Records excerpted from a collection
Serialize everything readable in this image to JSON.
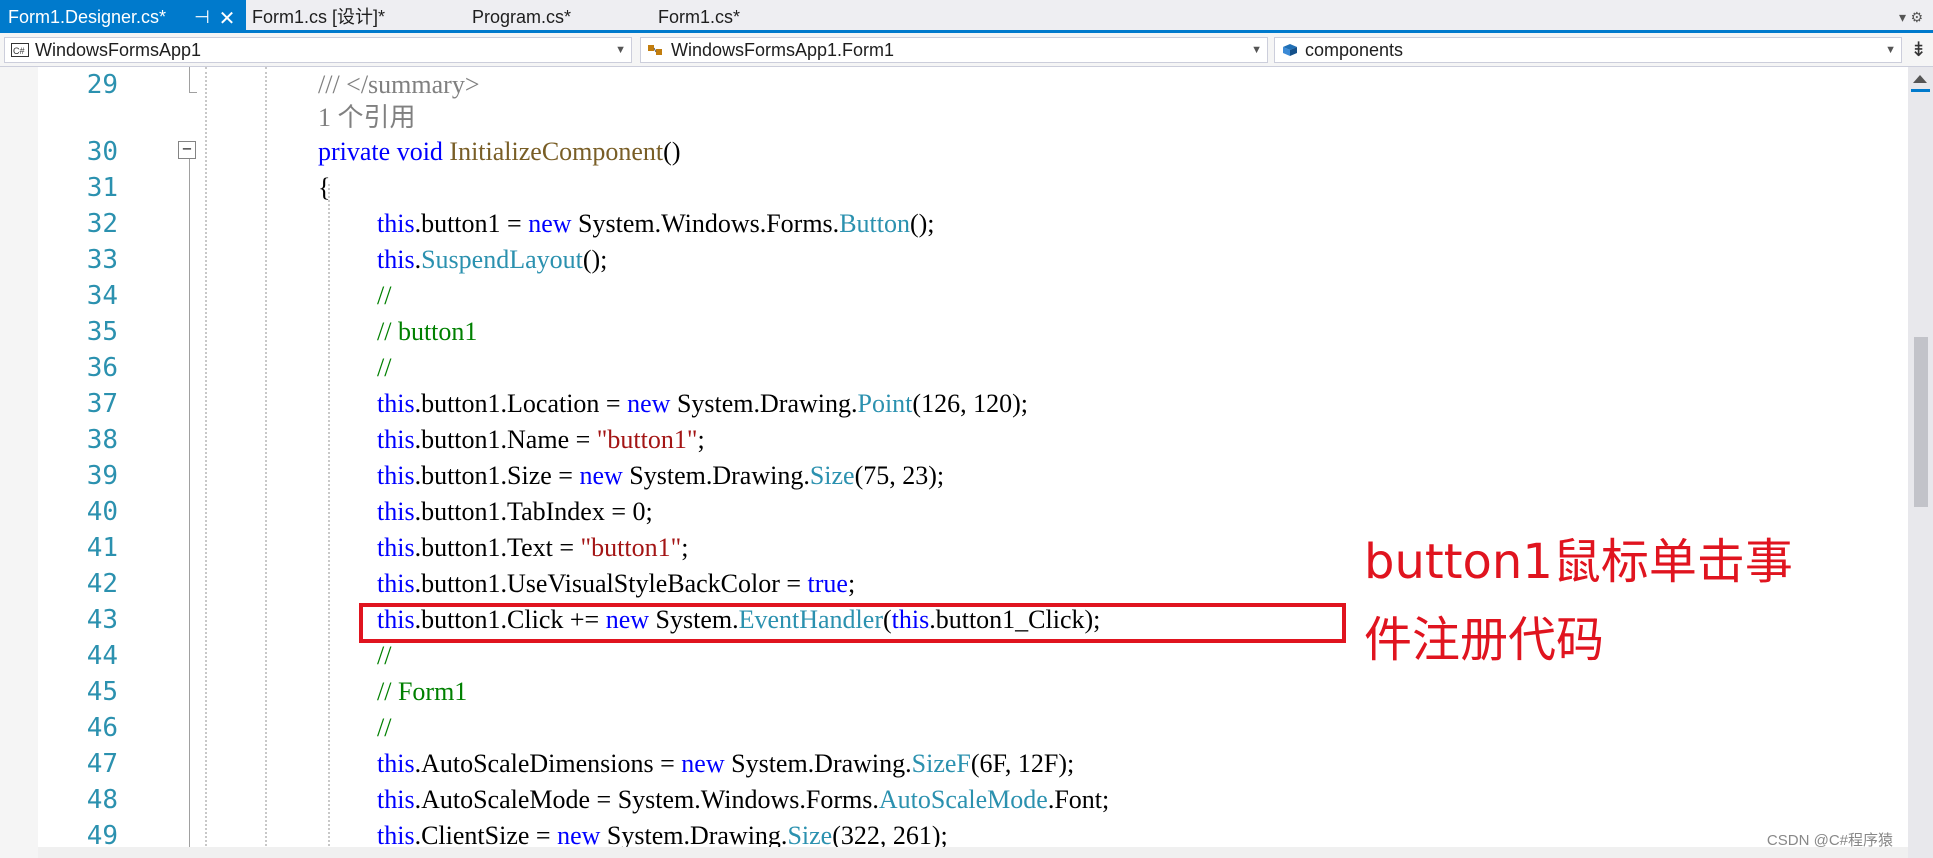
{
  "tabs": [
    {
      "label": "Form1.Designer.cs*",
      "active": true
    },
    {
      "label": "Form1.cs [设计]*",
      "active": false
    },
    {
      "label": "Program.cs*",
      "active": false
    },
    {
      "label": "Form1.cs*",
      "active": false
    }
  ],
  "tab_pin_glyph": "⊣",
  "tab_close_glyph": "✕",
  "navbar": {
    "project": "WindowsFormsApp1",
    "class": "WindowsFormsApp1.Form1",
    "member": "components"
  },
  "code_lines": [
    {
      "num": "29",
      "text": "/// </summary>"
    },
    {
      "num": "",
      "text": "1 个引用"
    },
    {
      "num": "30",
      "text": "private void InitializeComponent()"
    },
    {
      "num": "31",
      "text": "{"
    },
    {
      "num": "32",
      "text": "this.button1 = new System.Windows.Forms.Button();"
    },
    {
      "num": "33",
      "text": "this.SuspendLayout();"
    },
    {
      "num": "34",
      "text": "//"
    },
    {
      "num": "35",
      "text": "// button1"
    },
    {
      "num": "36",
      "text": "//"
    },
    {
      "num": "37",
      "text": "this.button1.Location = new System.Drawing.Point(126, 120);"
    },
    {
      "num": "38",
      "text": "this.button1.Name = \"button1\";"
    },
    {
      "num": "39",
      "text": "this.button1.Size = new System.Drawing.Size(75, 23);"
    },
    {
      "num": "40",
      "text": "this.button1.TabIndex = 0;"
    },
    {
      "num": "41",
      "text": "this.button1.Text = \"button1\";"
    },
    {
      "num": "42",
      "text": "this.button1.UseVisualStyleBackColor = true;"
    },
    {
      "num": "43",
      "text": "this.button1.Click += new System.EventHandler(this.button1_Click);"
    },
    {
      "num": "44",
      "text": "//"
    },
    {
      "num": "45",
      "text": "// Form1"
    },
    {
      "num": "46",
      "text": "//"
    },
    {
      "num": "47",
      "text": "this.AutoScaleDimensions = new System.Drawing.SizeF(6F, 12F);"
    },
    {
      "num": "48",
      "text": "this.AutoScaleMode = System.Windows.Forms.AutoScaleMode.Font;"
    },
    {
      "num": "49",
      "text": "this.ClientSize = new System.Drawing.Size(322, 261);"
    }
  ],
  "annotation": {
    "line1": "button1鼠标单击事",
    "line2": "件注册代码"
  },
  "watermark": "CSDN @C#程序猿",
  "colors": {
    "accent": "#007acc",
    "keyword": "#0000ff",
    "type": "#2b91af",
    "comment": "#008000",
    "string": "#a31515",
    "highlight": "#e0141f"
  }
}
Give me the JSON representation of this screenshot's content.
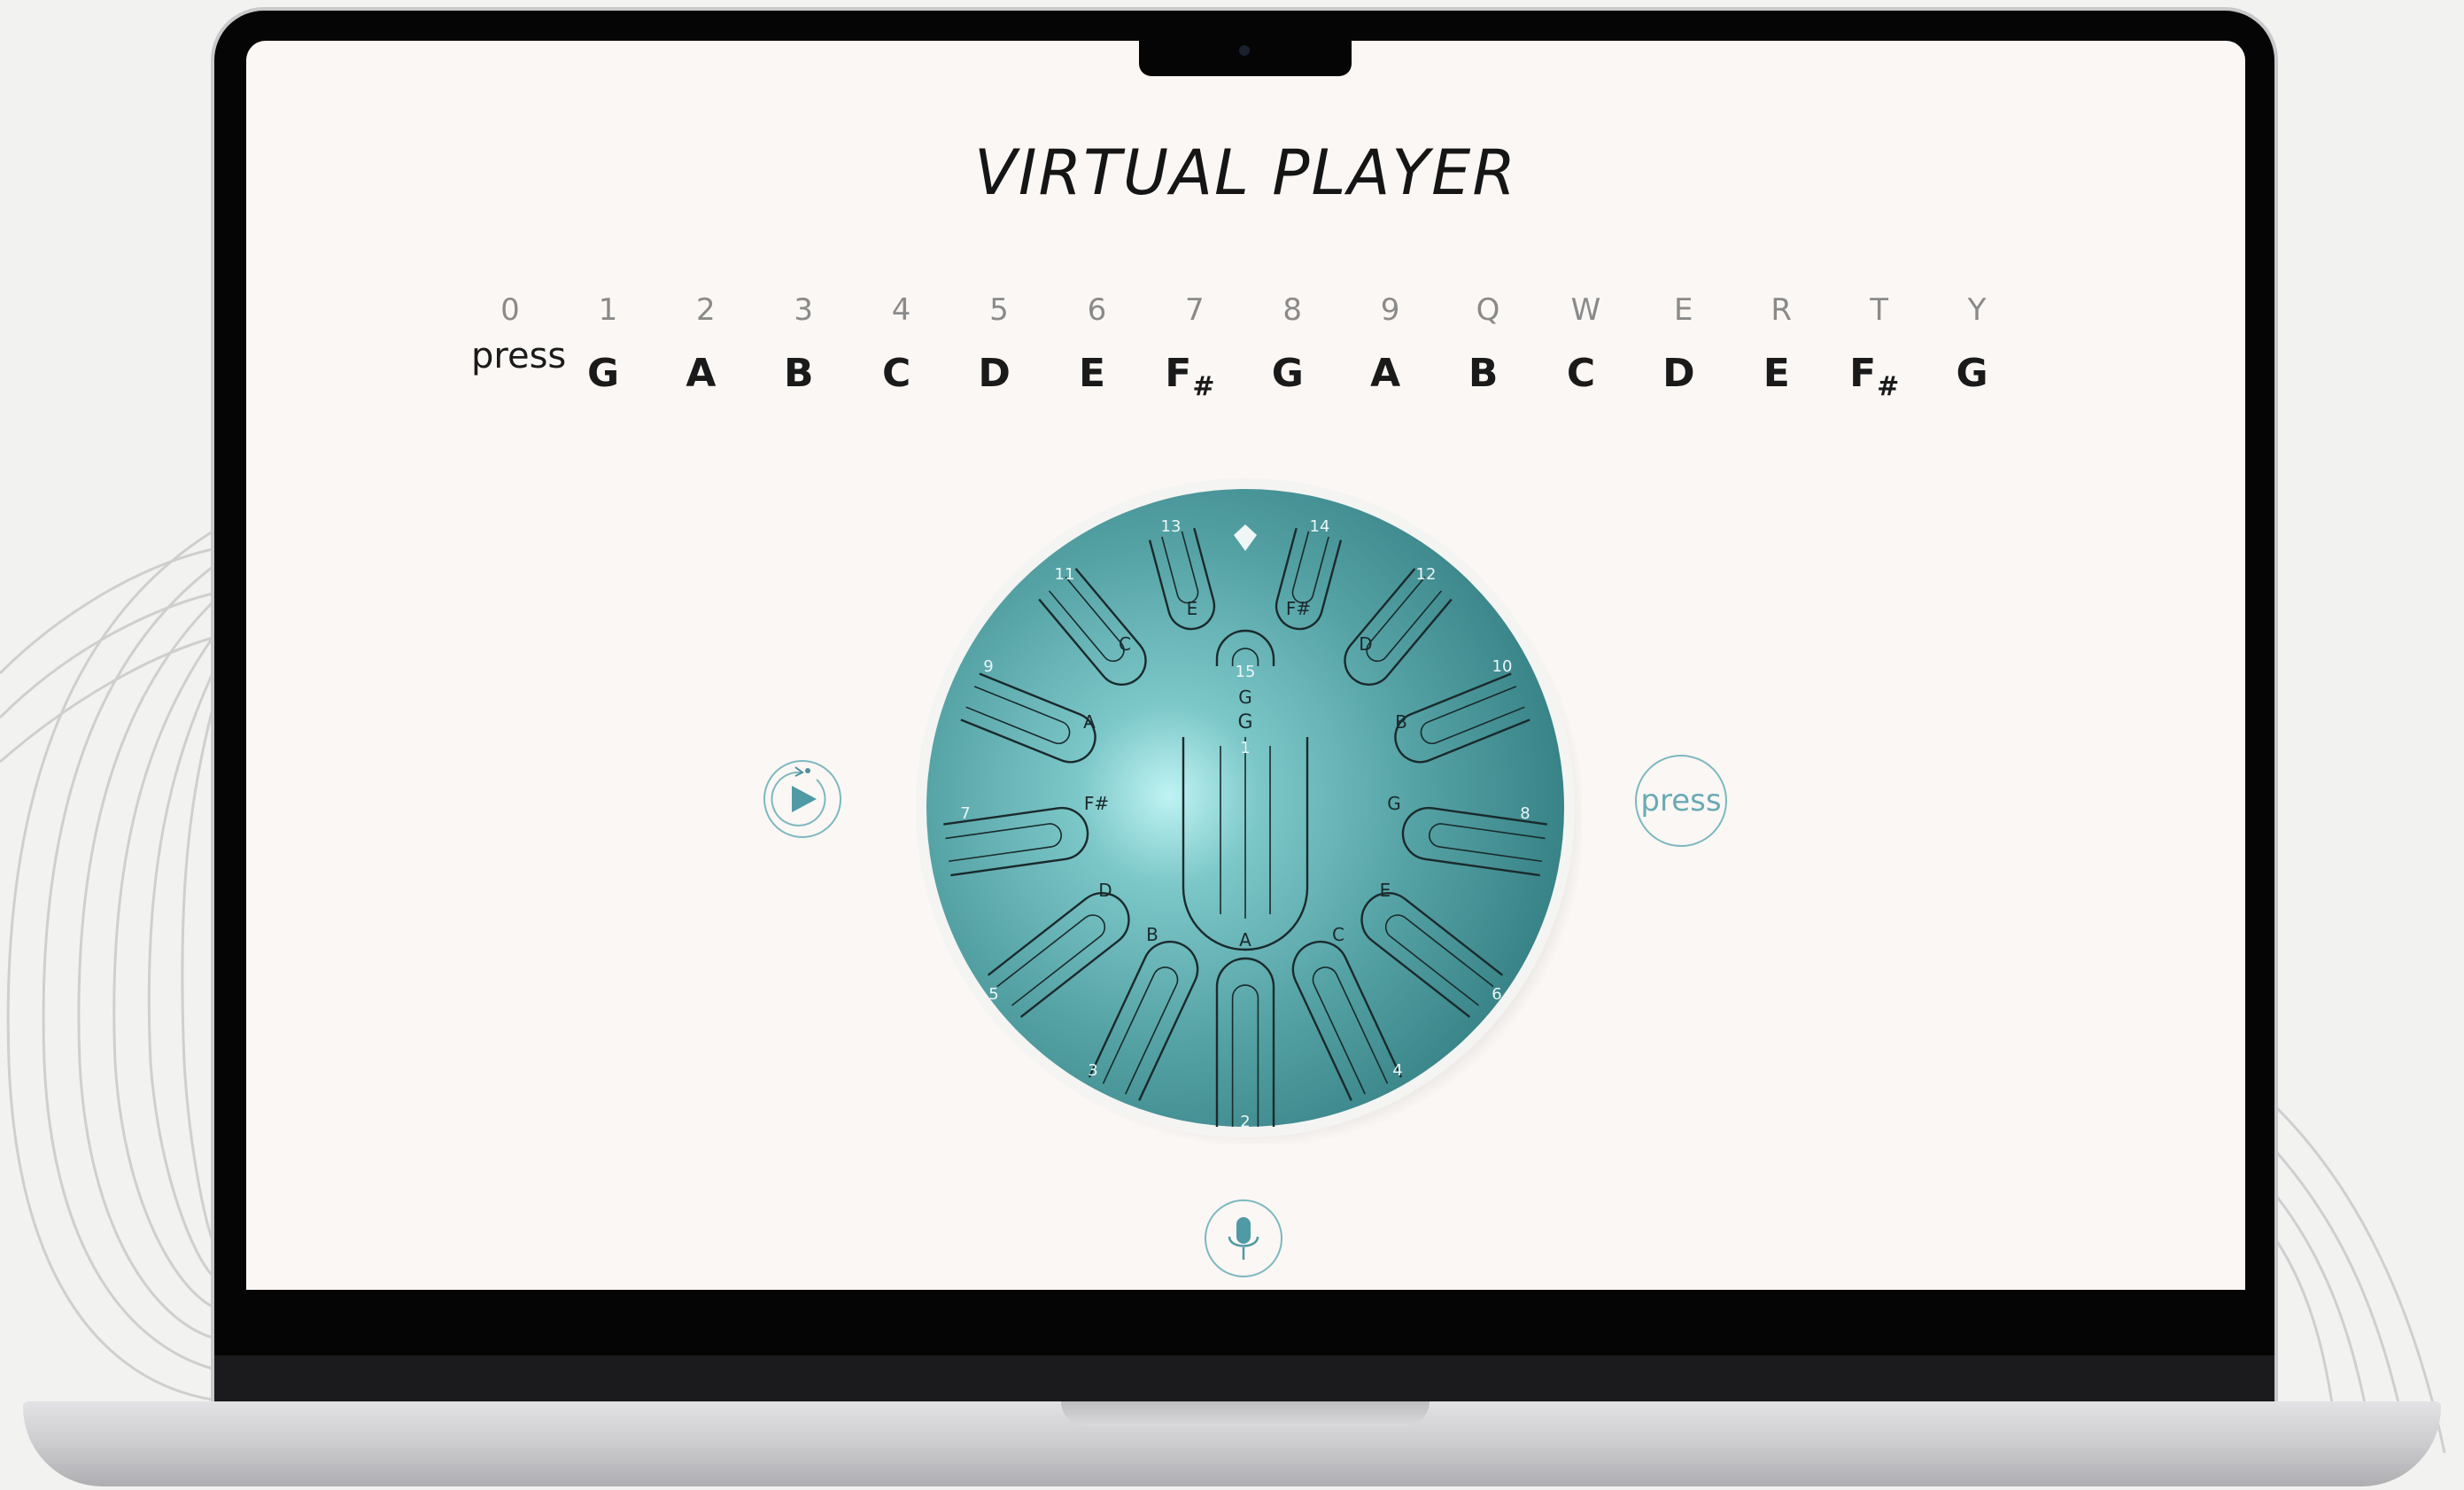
{
  "app": {
    "title": "VIRTUAL PLAYER"
  },
  "keyboard": {
    "press_label": "press",
    "keys": [
      "0",
      "1",
      "2",
      "3",
      "4",
      "5",
      "6",
      "7",
      "8",
      "9",
      "Q",
      "W",
      "E",
      "R",
      "T",
      "Y"
    ],
    "notes": [
      {
        "note": "G",
        "sharp": ""
      },
      {
        "note": "A",
        "sharp": ""
      },
      {
        "note": "B",
        "sharp": ""
      },
      {
        "note": "C",
        "sharp": ""
      },
      {
        "note": "D",
        "sharp": ""
      },
      {
        "note": "E",
        "sharp": ""
      },
      {
        "note": "F",
        "sharp": "#"
      },
      {
        "note": "G",
        "sharp": ""
      },
      {
        "note": "A",
        "sharp": ""
      },
      {
        "note": "B",
        "sharp": ""
      },
      {
        "note": "C",
        "sharp": ""
      },
      {
        "note": "D",
        "sharp": ""
      },
      {
        "note": "E",
        "sharp": ""
      },
      {
        "note": "F",
        "sharp": "#"
      },
      {
        "note": "G",
        "sharp": ""
      }
    ]
  },
  "controls": {
    "play_icon": "play-icon",
    "press_button_label": "press",
    "mic_icon": "microphone-icon"
  },
  "drum": {
    "tongues": [
      {
        "num": "1",
        "note": "G"
      },
      {
        "num": "2",
        "note": "A"
      },
      {
        "num": "3",
        "note": "B"
      },
      {
        "num": "4",
        "note": "C"
      },
      {
        "num": "5",
        "note": "D"
      },
      {
        "num": "6",
        "note": "E"
      },
      {
        "num": "7",
        "note": "F#"
      },
      {
        "num": "8",
        "note": "G"
      },
      {
        "num": "9",
        "note": "A"
      },
      {
        "num": "10",
        "note": "B"
      },
      {
        "num": "11",
        "note": "C"
      },
      {
        "num": "12",
        "note": "D"
      },
      {
        "num": "13",
        "note": "E"
      },
      {
        "num": "14",
        "note": "F#"
      },
      {
        "num": "15",
        "note": "G"
      }
    ],
    "colors": {
      "body": "#5aa7a9",
      "body_dark": "#347f83",
      "highlight": "#bff3f3",
      "rim": "#f4f4f2",
      "line": "#1a2a2b"
    }
  },
  "theme": {
    "screen_bg": "#fbf7f4",
    "accent": "#7db8c0"
  }
}
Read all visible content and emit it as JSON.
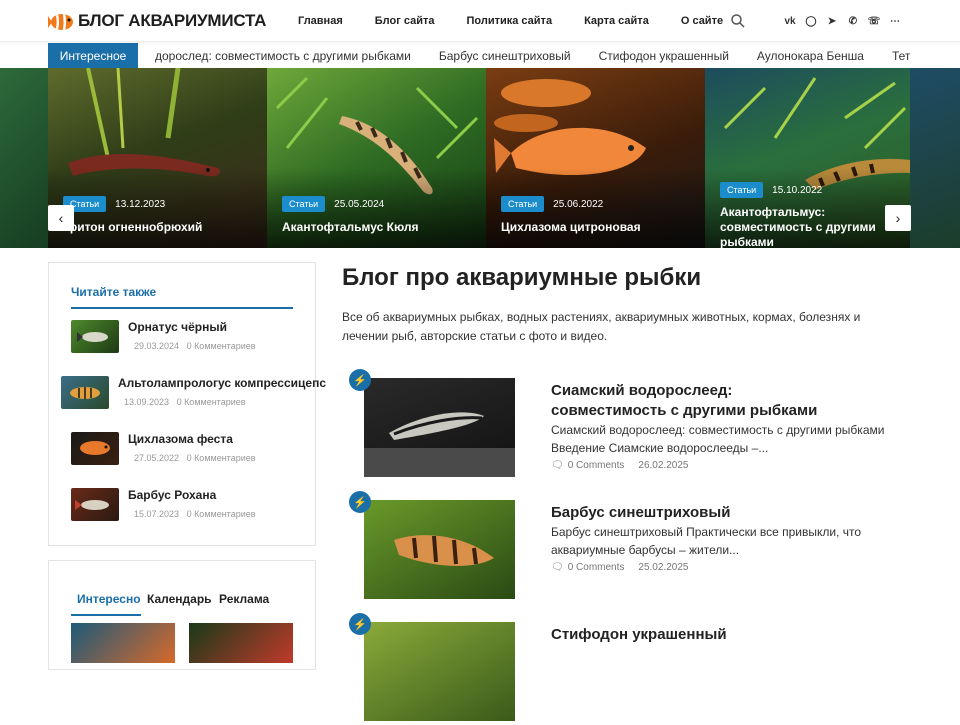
{
  "header": {
    "logo_text": "БЛОГ АКВАРИУМИСТА",
    "nav": [
      "Главная",
      "Блог сайта",
      "Политика сайта",
      "Карта сайта",
      "О сайте"
    ],
    "socials": [
      "vk-icon",
      "ok-icon",
      "telegram-icon",
      "viber-icon",
      "whatsapp-icon",
      "more-icon"
    ]
  },
  "ticker": {
    "label": "Интересное",
    "items": [
      "дорослед: совместимость с другими рыбками",
      "Барбус синештриховый",
      "Стифодон украшенный",
      "Аулонокара Бенша",
      "Тетра: у:"
    ]
  },
  "slider": [
    {
      "tag": "Статьи",
      "date": "13.12.2023",
      "title": "Тритон огненнобрюхий"
    },
    {
      "tag": "Статьи",
      "date": "25.05.2024",
      "title": "Акантофтальмус Кюля"
    },
    {
      "tag": "Статьи",
      "date": "25.06.2022",
      "title": "Цихлазома цитроновая"
    },
    {
      "tag": "Статьи",
      "date": "15.10.2022",
      "title": "Акантофтальмус: совместимость с другими рыбками"
    }
  ],
  "sidebar": {
    "title": "Читайте также",
    "items": [
      {
        "name": "Орнатус чёрный",
        "date": "29.03.2024",
        "comments": "0 Комментариев"
      },
      {
        "name": "Альтолампрологус компрессицепс",
        "date": "13.09.2023",
        "comments": "0 Комментариев"
      },
      {
        "name": "Цихлазома феста",
        "date": "27.05.2022",
        "comments": "0 Комментариев"
      },
      {
        "name": "Барбус Рохана",
        "date": "15.07.2023",
        "comments": "0 Комментариев"
      }
    ]
  },
  "tabs": [
    "Интересно",
    "Календарь",
    "Реклама"
  ],
  "main": {
    "title": "Блог про аквариумные рыбки",
    "description": "Все об аквариумных рыбках, водных растениях, аквариумных животных, кормах, болезнях и лечении рыб, авторские статьи с фото и видео.",
    "posts": [
      {
        "title": "Сиамский водорослеед: совместимость с другими рыбками",
        "excerpt": "Сиамский водорослеед: совместимость с другими рыбками Введение Сиамские водорослееды –...",
        "comments": "0 Comments",
        "date": "26.02.2025"
      },
      {
        "title": "Барбус синештриховый",
        "excerpt": "Барбус синештриховый Практически все привыкли, что аквариумные барбусы – жители...",
        "comments": "0 Comments",
        "date": "25.02.2025"
      },
      {
        "title": "Стифодон украшенный",
        "excerpt": "",
        "comments": "",
        "date": ""
      }
    ]
  },
  "colors": {
    "accent": "#1b6fa8",
    "tag": "#1b8ccc"
  }
}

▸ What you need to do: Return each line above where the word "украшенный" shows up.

▸ Solution below:
      "Стифодон украшенный",
        "title": "Стифодон украшенный",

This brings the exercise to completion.